The VA also notes that many of the causes of death for Vietnam War soldiers occurred years after the war. Due to Agent Orange and other herbicides used in Vietnam, there are eight VA-recognized cancer conditions that are considered to be related to military service during the war: soft tissue sarcoma, non-Hodgkins lymphoma, Hodgkin’s disease, chloracne, porphyria cutanea tarda, respiratory cancers, prostate cancer, and others.
But perhaps the greatest impact of the Vietnam War on American soldiers wasn’t physical, but mental and emotional. Post-traumatic stress disorder (PTSD), a lack of support on the home front, and a growing drug and substance abuse problem among troops were major problems for American troops during the Vietnam War, leading many to suffer from mental illness and even commit suicide years later. In fact, PTSD wasn’t even fully recognized until after the Vietnam War. It’s well-known that Vietnam War veterans have a much higher risk of suicide than the general population, with tens of thousands having committed suicide since returning from the war. It appears that the Vietnam War was one of the turning points in which wounded soldiers were surviving and living longer, but the main war-related killers didn’t show up until years later.
Like every past war, the most recent American wars in Afghanistan and Iraq have also led to advancements in combat medicine and trauma care. “There is no doubt” that it has, Dr. Vikhyat Bebarta, interim director of the U.S. Air Force Enroute Care Research Center, told Medscape in an interview. “Mortality is the lowest in the history of war. Armor and vehicles have a lot to do with it, but it also has to do with the clinical care we are providing. We have changed the way combat medicine is delivered.”
Some of that involves the use of tourniquets, the critical care air transport team, ultrasound and intraosseous needles, and improved treatment of blast injury.
In a 2004 study, researchers measured how much a difference medical care made in soldier survival rates.

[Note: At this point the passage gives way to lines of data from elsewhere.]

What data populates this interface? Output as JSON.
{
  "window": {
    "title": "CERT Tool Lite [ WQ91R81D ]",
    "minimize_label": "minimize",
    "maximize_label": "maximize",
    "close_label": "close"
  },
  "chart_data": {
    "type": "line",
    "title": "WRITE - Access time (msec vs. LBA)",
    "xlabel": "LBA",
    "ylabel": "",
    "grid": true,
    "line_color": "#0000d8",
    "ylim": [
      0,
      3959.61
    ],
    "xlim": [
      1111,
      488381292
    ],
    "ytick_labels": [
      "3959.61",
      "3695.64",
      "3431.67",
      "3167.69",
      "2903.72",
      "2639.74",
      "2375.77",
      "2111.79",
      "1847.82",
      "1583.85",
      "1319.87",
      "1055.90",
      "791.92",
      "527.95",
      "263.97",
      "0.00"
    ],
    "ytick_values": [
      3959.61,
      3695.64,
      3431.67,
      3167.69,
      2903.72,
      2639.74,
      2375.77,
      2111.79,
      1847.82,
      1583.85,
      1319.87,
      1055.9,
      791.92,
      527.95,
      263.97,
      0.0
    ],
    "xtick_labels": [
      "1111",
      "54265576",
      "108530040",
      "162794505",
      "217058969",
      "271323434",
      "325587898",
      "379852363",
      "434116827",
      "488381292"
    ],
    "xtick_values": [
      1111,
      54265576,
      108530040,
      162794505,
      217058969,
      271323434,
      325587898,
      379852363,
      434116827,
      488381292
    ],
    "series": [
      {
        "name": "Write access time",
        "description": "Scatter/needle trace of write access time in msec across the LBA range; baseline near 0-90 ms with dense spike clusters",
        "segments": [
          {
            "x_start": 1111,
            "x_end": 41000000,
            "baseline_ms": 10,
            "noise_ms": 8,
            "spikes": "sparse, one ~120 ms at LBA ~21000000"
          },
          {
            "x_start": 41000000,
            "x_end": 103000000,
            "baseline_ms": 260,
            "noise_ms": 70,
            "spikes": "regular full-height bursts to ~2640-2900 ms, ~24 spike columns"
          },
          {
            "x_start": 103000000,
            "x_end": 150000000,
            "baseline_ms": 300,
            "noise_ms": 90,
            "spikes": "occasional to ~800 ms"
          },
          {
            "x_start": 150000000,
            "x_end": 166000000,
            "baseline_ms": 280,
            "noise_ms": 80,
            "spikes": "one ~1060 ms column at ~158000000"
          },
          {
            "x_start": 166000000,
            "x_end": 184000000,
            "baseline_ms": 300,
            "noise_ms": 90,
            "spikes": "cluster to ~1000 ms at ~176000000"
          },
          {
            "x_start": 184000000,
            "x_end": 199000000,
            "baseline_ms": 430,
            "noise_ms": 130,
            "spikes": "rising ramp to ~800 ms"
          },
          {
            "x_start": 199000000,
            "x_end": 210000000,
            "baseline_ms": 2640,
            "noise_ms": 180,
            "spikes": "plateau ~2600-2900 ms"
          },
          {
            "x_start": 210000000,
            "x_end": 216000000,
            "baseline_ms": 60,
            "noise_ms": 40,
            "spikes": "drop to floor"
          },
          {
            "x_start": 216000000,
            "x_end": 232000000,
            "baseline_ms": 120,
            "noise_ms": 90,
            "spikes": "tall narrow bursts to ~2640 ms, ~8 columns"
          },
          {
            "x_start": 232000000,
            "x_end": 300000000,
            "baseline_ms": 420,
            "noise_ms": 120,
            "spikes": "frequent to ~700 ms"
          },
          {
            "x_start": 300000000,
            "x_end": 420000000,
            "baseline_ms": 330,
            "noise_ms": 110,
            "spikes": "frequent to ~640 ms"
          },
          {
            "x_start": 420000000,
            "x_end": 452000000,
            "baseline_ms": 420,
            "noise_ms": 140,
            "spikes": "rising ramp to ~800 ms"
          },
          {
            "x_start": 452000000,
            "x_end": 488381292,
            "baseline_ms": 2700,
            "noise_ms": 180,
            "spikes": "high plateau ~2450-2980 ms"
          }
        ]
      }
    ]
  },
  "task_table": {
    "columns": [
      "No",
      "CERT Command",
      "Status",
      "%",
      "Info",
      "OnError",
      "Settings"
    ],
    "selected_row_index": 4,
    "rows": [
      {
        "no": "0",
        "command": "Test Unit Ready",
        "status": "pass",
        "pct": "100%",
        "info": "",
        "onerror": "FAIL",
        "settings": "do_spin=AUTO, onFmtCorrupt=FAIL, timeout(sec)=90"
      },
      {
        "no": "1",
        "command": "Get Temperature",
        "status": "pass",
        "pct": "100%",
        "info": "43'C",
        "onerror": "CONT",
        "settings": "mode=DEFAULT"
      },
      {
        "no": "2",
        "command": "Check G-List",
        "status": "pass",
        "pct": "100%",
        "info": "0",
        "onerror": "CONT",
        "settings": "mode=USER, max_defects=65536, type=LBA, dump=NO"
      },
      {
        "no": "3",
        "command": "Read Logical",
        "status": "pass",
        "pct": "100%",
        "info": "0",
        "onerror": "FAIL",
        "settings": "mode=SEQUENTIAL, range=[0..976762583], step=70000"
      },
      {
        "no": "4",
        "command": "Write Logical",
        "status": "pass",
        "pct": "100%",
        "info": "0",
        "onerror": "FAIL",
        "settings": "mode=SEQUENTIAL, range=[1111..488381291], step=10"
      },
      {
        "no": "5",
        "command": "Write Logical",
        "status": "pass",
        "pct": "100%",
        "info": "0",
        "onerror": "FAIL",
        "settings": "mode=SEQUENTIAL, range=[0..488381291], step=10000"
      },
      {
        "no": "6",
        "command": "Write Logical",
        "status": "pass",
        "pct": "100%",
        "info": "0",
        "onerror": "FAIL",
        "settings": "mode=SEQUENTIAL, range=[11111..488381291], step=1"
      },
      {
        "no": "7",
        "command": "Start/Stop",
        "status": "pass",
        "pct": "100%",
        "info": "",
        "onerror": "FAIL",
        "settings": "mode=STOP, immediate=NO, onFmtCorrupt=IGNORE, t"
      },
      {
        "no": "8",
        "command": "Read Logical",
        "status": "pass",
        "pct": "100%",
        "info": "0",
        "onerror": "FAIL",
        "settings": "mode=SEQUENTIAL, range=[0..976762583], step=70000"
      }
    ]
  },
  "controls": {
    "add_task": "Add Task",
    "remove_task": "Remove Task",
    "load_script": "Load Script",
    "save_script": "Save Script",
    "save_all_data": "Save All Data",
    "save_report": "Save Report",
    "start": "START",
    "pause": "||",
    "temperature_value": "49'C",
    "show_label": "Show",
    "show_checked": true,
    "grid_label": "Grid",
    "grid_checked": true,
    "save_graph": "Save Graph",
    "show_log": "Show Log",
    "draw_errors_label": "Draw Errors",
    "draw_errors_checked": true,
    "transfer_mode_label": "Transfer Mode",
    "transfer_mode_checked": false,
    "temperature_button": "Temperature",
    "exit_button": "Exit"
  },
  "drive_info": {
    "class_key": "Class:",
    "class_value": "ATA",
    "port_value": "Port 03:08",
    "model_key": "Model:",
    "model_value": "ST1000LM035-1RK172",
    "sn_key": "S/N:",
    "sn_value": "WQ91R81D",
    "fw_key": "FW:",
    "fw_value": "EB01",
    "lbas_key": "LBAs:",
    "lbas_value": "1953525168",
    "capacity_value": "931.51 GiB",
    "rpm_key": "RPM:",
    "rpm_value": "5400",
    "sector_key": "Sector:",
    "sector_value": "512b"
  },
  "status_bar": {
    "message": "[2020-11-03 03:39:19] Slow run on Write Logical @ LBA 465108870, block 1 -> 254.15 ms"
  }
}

They found that as casualties and war technology increased over time, so did survival rates. “ Though firepower has increased, lethality has decreased,” the authors wrote.
They continued: “In World War II, 30 percent of the Americans injured in combat died. In Vietnam, the proportion dropped to 24 percent. In the war in Iraq and Afghanistan, about 10 percent of those injured have died. At least as many U.S. soldiers have been injured in combat in this war as in the Revolutionary War, the War of 1812, or the first five years of the Vietnam conflict, from 1961 through 1965. This can no longer be described as a small or contained conflict. But a far larger proportion of soldiers are surviving their injuries.”
However, the psychological and substance abuse that surfaced after the Vietnam War continues today. The most lethal effects of combat now appear to be mental illness, opioid abuse, and suicide, another reason why Memorial Day should be about both giving American soldiers our thanks — and recognizing how much we owe them when it comes to proper care and treatment.